[Problem details] Below are the records; copy each line in which "drive" occurs.

[Source data]
[Start of Attachment]
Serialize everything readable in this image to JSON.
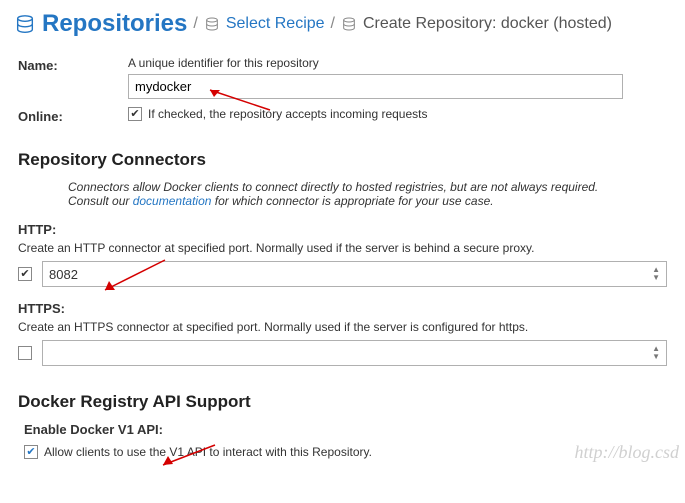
{
  "breadcrumb": {
    "root": "Repositories",
    "step1": "Select Recipe",
    "current": "Create Repository: docker (hosted)"
  },
  "name": {
    "label": "Name:",
    "hint": "A unique identifier for this repository",
    "value": "mydocker"
  },
  "online": {
    "label": "Online:",
    "checked": true,
    "text": "If checked, the repository accepts incoming requests"
  },
  "connectors": {
    "title": "Repository Connectors",
    "desc_before": "Connectors allow Docker clients to connect directly to hosted registries, but are not always required. Consult our ",
    "desc_link": "documentation",
    "desc_after": " for which connector is appropriate for your use case.",
    "http": {
      "label": "HTTP:",
      "hint": "Create an HTTP connector at specified port. Normally used if the server is behind a secure proxy.",
      "checked": true,
      "value": "8082"
    },
    "https": {
      "label": "HTTPS:",
      "hint": "Create an HTTPS connector at specified port. Normally used if the server is configured for https.",
      "checked": false,
      "value": ""
    }
  },
  "api": {
    "title": "Docker Registry API Support",
    "sub": "Enable Docker V1 API:",
    "checked": true,
    "text": "Allow clients to use the V1 API to interact with this Repository."
  },
  "watermark": "http://blog.csd"
}
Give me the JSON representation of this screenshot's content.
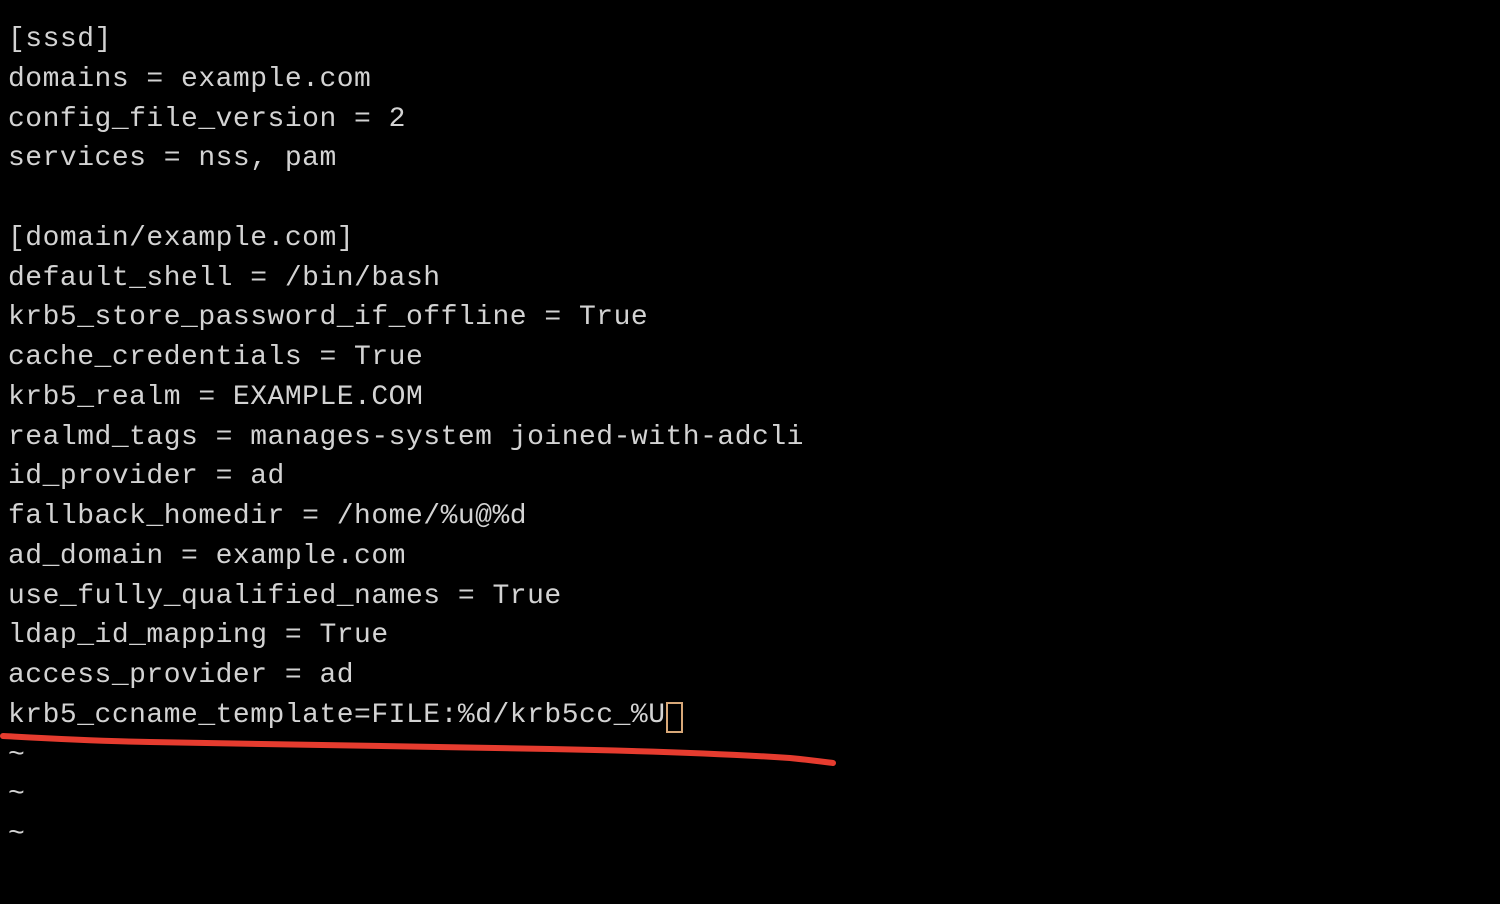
{
  "editor": {
    "lines": [
      "[sssd]",
      "domains = example.com",
      "config_file_version = 2",
      "services = nss, pam",
      "",
      "[domain/example.com]",
      "default_shell = /bin/bash",
      "krb5_store_password_if_offline = True",
      "cache_credentials = True",
      "krb5_realm = EXAMPLE.COM",
      "realmd_tags = manages-system joined-with-adcli",
      "id_provider = ad",
      "fallback_homedir = /home/%u@%d",
      "ad_domain = example.com",
      "use_fully_qualified_names = True",
      "ldap_id_mapping = True",
      "access_provider = ad"
    ],
    "cursor_line": "krb5_ccname_template=FILE:%d/krb5cc_%U",
    "tilde": "~",
    "tilde_count": 3
  },
  "annotation": {
    "color": "#e63c2f",
    "stroke_width": 6
  }
}
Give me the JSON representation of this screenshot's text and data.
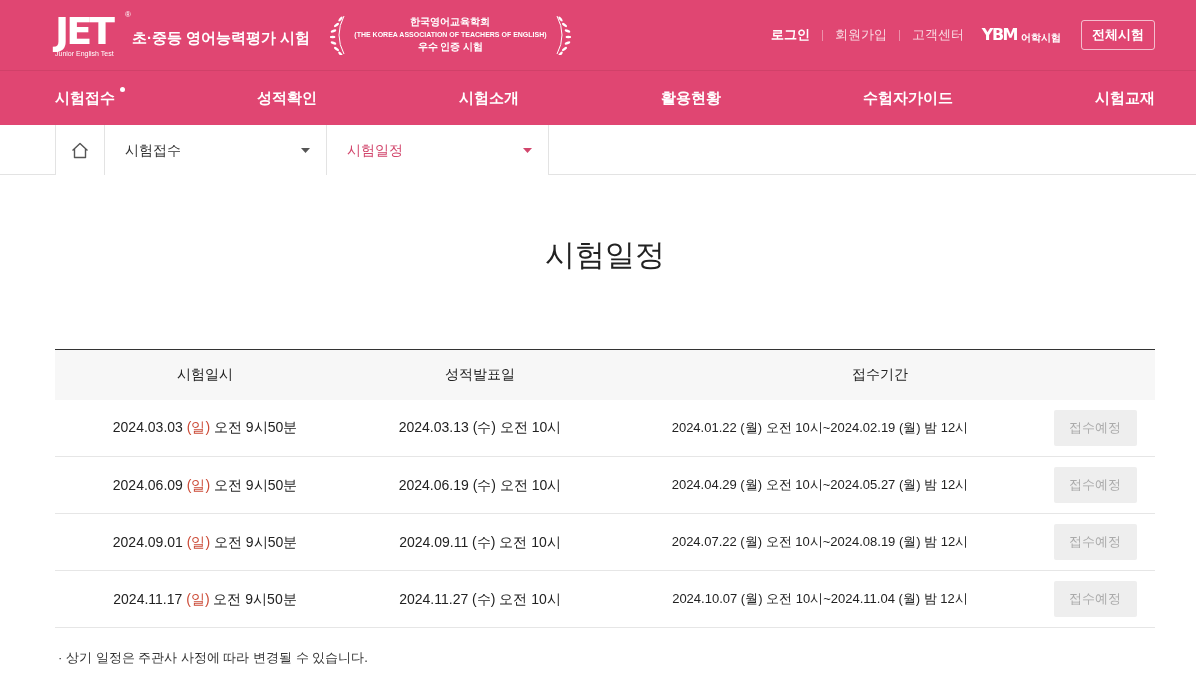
{
  "header": {
    "logo": {
      "mark": "JET",
      "registered": "®",
      "tagline": "Junior English Test"
    },
    "site_title": "초·중등 영어능력평가 시험",
    "certification": {
      "name": "한국영어교육학회",
      "english_name": "(THE KOREA ASSOCIATION OF TEACHERS OF ENGLISH)",
      "award": "우수 인증 시험"
    },
    "links": [
      {
        "label": "로그인",
        "emphasis": true
      },
      {
        "label": "회원가입",
        "emphasis": false
      },
      {
        "label": "고객센터",
        "emphasis": false
      }
    ],
    "partner_logo": {
      "mark": "YBM",
      "caption": "어학시험"
    },
    "all_exams_button": "전체시험"
  },
  "nav": [
    {
      "label": "시험접수",
      "selected": true
    },
    {
      "label": "성적확인",
      "selected": false
    },
    {
      "label": "시험소개",
      "selected": false
    },
    {
      "label": "활용현황",
      "selected": false
    },
    {
      "label": "수험자가이드",
      "selected": false
    },
    {
      "label": "시험교재",
      "selected": false
    }
  ],
  "breadcrumb": {
    "items": [
      {
        "label": "시험접수",
        "current": false
      },
      {
        "label": "시험일정",
        "current": true
      }
    ]
  },
  "page_title": "시험일정",
  "table": {
    "columns": [
      "시험일시",
      "성적발표일",
      "접수기간"
    ],
    "rows": [
      {
        "exam": {
          "date": "2024.03.03",
          "day": "(일)",
          "time": "오전 9시50분",
          "holiday": true
        },
        "result": {
          "date": "2024.03.13",
          "day": "(수)",
          "time": "오전 10시",
          "holiday": false
        },
        "period": "2024.01.22 (월) 오전 10시~2024.02.19 (월) 밤 12시",
        "status": {
          "label": "접수예정",
          "disabled": true
        }
      },
      {
        "exam": {
          "date": "2024.06.09",
          "day": "(일)",
          "time": "오전 9시50분",
          "holiday": true
        },
        "result": {
          "date": "2024.06.19",
          "day": "(수)",
          "time": "오전 10시",
          "holiday": false
        },
        "period": "2024.04.29 (월) 오전 10시~2024.05.27 (월) 밤 12시",
        "status": {
          "label": "접수예정",
          "disabled": true
        }
      },
      {
        "exam": {
          "date": "2024.09.01",
          "day": "(일)",
          "time": "오전 9시50분",
          "holiday": true
        },
        "result": {
          "date": "2024.09.11",
          "day": "(수)",
          "time": "오전 10시",
          "holiday": false
        },
        "period": "2024.07.22 (월) 오전 10시~2024.08.19 (월) 밤 12시",
        "status": {
          "label": "접수예정",
          "disabled": true
        }
      },
      {
        "exam": {
          "date": "2024.11.17",
          "day": "(일)",
          "time": "오전 9시50분",
          "holiday": true
        },
        "result": {
          "date": "2024.11.27",
          "day": "(수)",
          "time": "오전 10시",
          "holiday": false
        },
        "period": "2024.10.07 (월) 오전 10시~2024.11.04 (월) 밤 12시",
        "status": {
          "label": "접수예정",
          "disabled": true
        }
      }
    ]
  },
  "notice": "· 상기 일정은 주관사 사정에 따라 변경될 수 있습니다."
}
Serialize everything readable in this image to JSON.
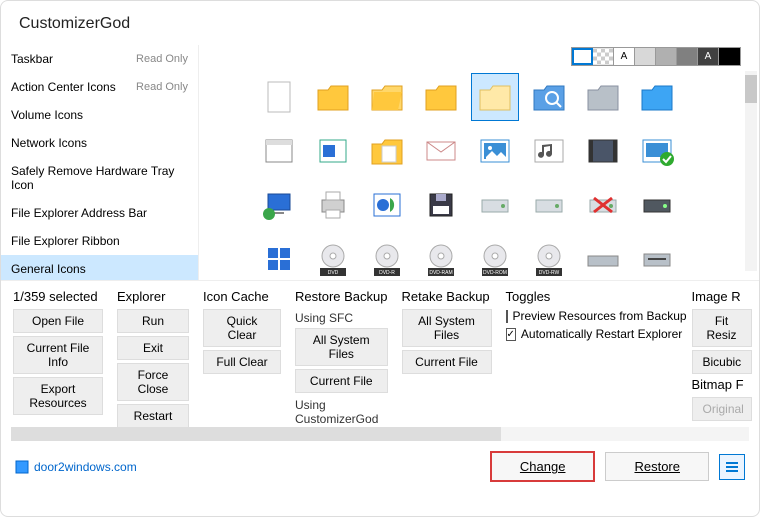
{
  "title": "CustomizerGod",
  "sidebar": {
    "read_only_label": "Read Only",
    "items": [
      {
        "label": "Taskbar",
        "readonly": true
      },
      {
        "label": "Action Center Icons",
        "readonly": true
      },
      {
        "label": "Volume Icons"
      },
      {
        "label": "Network Icons"
      },
      {
        "label": "Safely Remove Hardware Tray Icon"
      },
      {
        "label": "File Explorer Address Bar"
      },
      {
        "label": "File Explorer Ribbon"
      },
      {
        "label": "General Icons",
        "selected": true
      }
    ]
  },
  "swatch_labels": [
    "",
    "",
    "A",
    "",
    "",
    "",
    "A",
    ""
  ],
  "icons": [
    "blank-page",
    "folder-yellow",
    "folder-open-yellow",
    "folder-closed",
    "folder-empty",
    "search-folder",
    "folder-gray",
    "folder-blue",
    "window-app",
    "window-blue",
    "folder-docs",
    "mail",
    "picture",
    "music-note",
    "video",
    "checked-item",
    "computer-network",
    "printer",
    "control-panel",
    "floppy",
    "drive",
    "drive",
    "drive-red-x",
    "drive-dark",
    "start-tiles",
    "dvd",
    "dvd-r",
    "dvd-ram",
    "dvd-rom",
    "dvd-rw",
    "drive-wide",
    "drive-slot"
  ],
  "dvd_labels": [
    "",
    "DVD",
    "DVD-R",
    "DVD-RAM",
    "DVD-ROM",
    "DVD-RW",
    "",
    ""
  ],
  "selected_icon_index": 4,
  "panel": {
    "selected_count": "1/359 selected",
    "explorer_head": "Explorer",
    "iconcache_head": "Icon Cache",
    "restore_head": "Restore Backup",
    "retake_head": "Retake Backup",
    "toggles_head": "Toggles",
    "imager_head": "Image R",
    "bitmap_head": "Bitmap F",
    "open_file": "Open File",
    "current_file_info": "Current File Info",
    "export_resources": "Export Resources",
    "run": "Run",
    "exit": "Exit",
    "force_close": "Force Close",
    "restart": "Restart",
    "quick_clear": "Quick Clear",
    "full_clear": "Full Clear",
    "using_sfc": "Using SFC",
    "all_system_files": "All System Files",
    "current_file": "Current File",
    "using_cg": "Using CustomizerGod",
    "toggle_preview": "Preview Resources from Backup",
    "toggle_restart": "Automatically Restart Explorer",
    "toggle_preview_checked": false,
    "toggle_restart_checked": true,
    "fit_resize": "Fit Resiz",
    "bicubic": "Bicubic",
    "original": "Original"
  },
  "footer": {
    "link_text": "door2windows.com",
    "change": "Change",
    "restore": "Restore"
  }
}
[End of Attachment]
[Solution]
    "drive",
    "drive",
    "drive-red-x",
    "drive-dark",
    "drive-wide",
    "drive-slot"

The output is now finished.